In many ways, this liberation is what still conditions our history, each human being trying to extract himself or herself form his/her chains, those worn by his/her ancestors and those created by the very processes that were supposed to liberate him or her from these chains. The institutionalization of democracy – the political dimension of this liberation – was traditionally undertaken by two distinct organism, the state and social movements, one and the other operating sometimes together, sometimes in opposition to one another. The 19th and 20th centuries witnessed the emergence of strong workers movements that were capable of arm twisting both governments and big business. But the clout of the workers unions has effectively diminished with the post-industrial economy and for various reasons, no international or transnational workers movement has ever come to life. Today and tomorrow, only a global or “cosmopolitan” citizen movement will be susceptible of generating the collective will power to create the global institutions and mechanisms that our planet and its inhabitants require. As Kant asserted more than two hundred years ago, The greatest problem for the human race to the solution of which Nature drives man, is the achievement of a universal civic society which administers law among men. 
 In fairness, the “neo-realist” school has attempted to move beyond this vision of international politics.
 See Carl Schmitt, Der Nomos der Erde im Völkerrecht des Jus Publicum Europaeum, Berlin Duncker & Humbolt, 1988. This work was published initially in 1950.

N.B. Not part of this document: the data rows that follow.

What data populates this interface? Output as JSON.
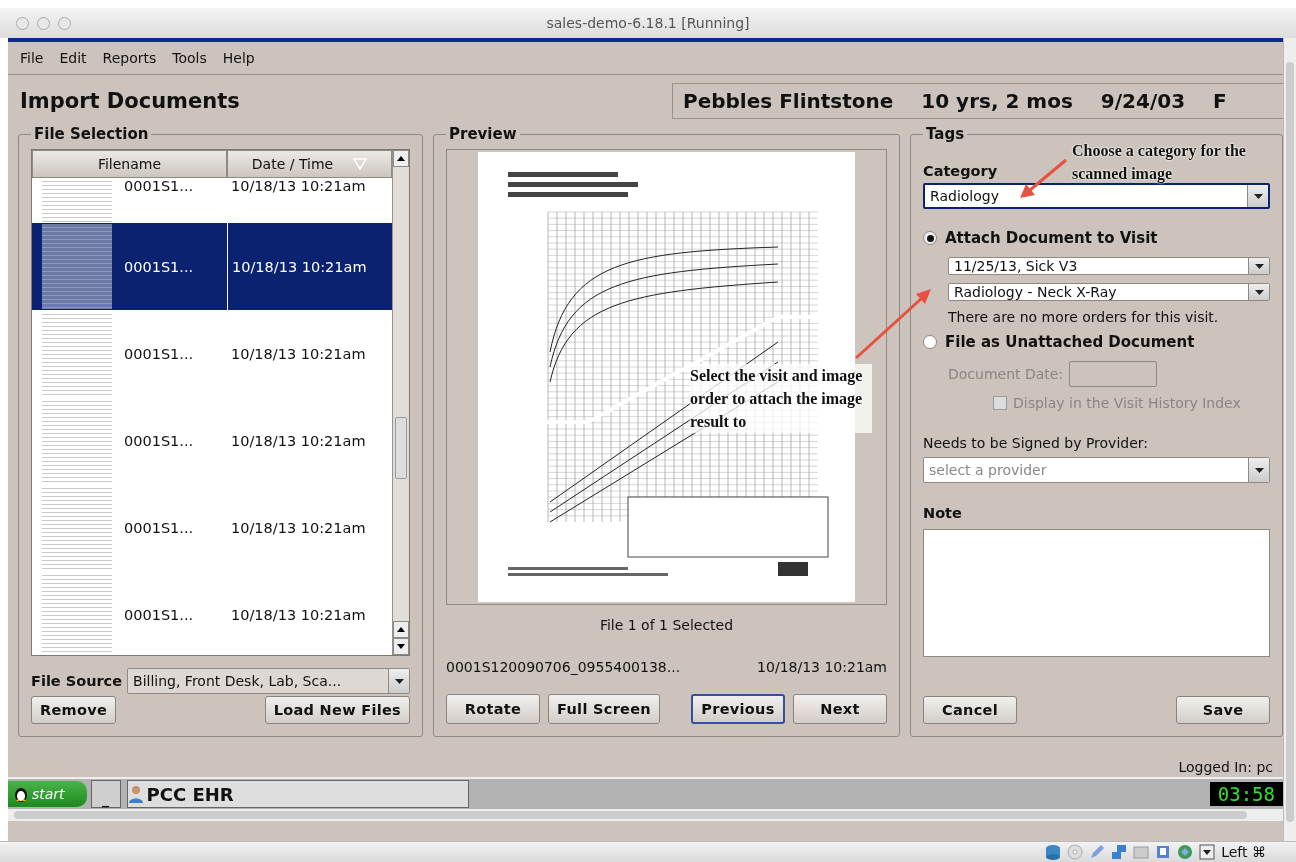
{
  "window": {
    "title": "sales-demo-6.18.1 [Running]"
  },
  "menu": [
    "File",
    "Edit",
    "Reports",
    "Tools",
    "Help"
  ],
  "page_title": "Import Documents",
  "patient": {
    "name": "Pebbles Flintstone",
    "age": "10 yrs, 2 mos",
    "dob": "9/24/03",
    "sex": "F"
  },
  "file_selection": {
    "legend": "File Selection",
    "columns": [
      "Filename",
      "Date / Time"
    ],
    "rows": [
      {
        "filename": "0001S1...",
        "date": "10/18/13 10:21am",
        "selected": false
      },
      {
        "filename": "0001S1...",
        "date": "10/18/13 10:21am",
        "selected": true
      },
      {
        "filename": "0001S1...",
        "date": "10/18/13 10:21am",
        "selected": false
      },
      {
        "filename": "0001S1...",
        "date": "10/18/13 10:21am",
        "selected": false
      },
      {
        "filename": "0001S1...",
        "date": "10/18/13 10:21am",
        "selected": false
      },
      {
        "filename": "0001S1...",
        "date": "10/18/13 10:21am",
        "selected": false
      }
    ],
    "source_label": "File Source",
    "source_value": "Billing, Front Desk, Lab, Sca...",
    "buttons": [
      "Remove",
      "Load New Files"
    ]
  },
  "preview": {
    "legend": "Preview",
    "status": "File 1 of 1 Selected",
    "filename": "0001S120090706_0955400138...",
    "date": "10/18/13 10:21am",
    "buttons": [
      {
        "label": "Rotate",
        "focused": false
      },
      {
        "label": "Full Screen",
        "focused": false
      },
      {
        "label": "Previous",
        "focused": true
      },
      {
        "label": "Next",
        "focused": false
      }
    ]
  },
  "tags": {
    "legend": "Tags",
    "category_label": "Category",
    "category_value": "Radiology",
    "attach": {
      "label": "Attach Document to Visit",
      "selected": true,
      "visit": "11/25/13, Sick V3",
      "order": "Radiology - Neck X-Ray",
      "message": "There are no more orders for this visit."
    },
    "unattached": {
      "label": "File as Unattached Document",
      "selected": false,
      "disabled": true,
      "date_label": "Document Date:",
      "index_label": "Display in the Visit History Index",
      "index_checked": false
    },
    "provider_label": "Needs to be Signed by Provider:",
    "provider_placeholder": "select a provider",
    "note_label": "Note",
    "buttons": [
      "Cancel",
      "Save"
    ]
  },
  "annotations": [
    "Choose a category for the scanned image",
    "Select the visit and image order to attach the image result to"
  ],
  "logged_in": "Logged In: pc",
  "taskbar": {
    "start": "start",
    "minimize": "_",
    "task": "PCC EHR",
    "clock": "03:58"
  },
  "status_bar": {
    "host_key": "Left ⌘"
  }
}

 Immanuel Kant, Idea for a Universal History from a Cosmopolitan Point of View, 5th Thesis, Translation by Lewis White Beck. From Immanuel Kant, “On History,” The Bobbs-Merrill Co., 1963.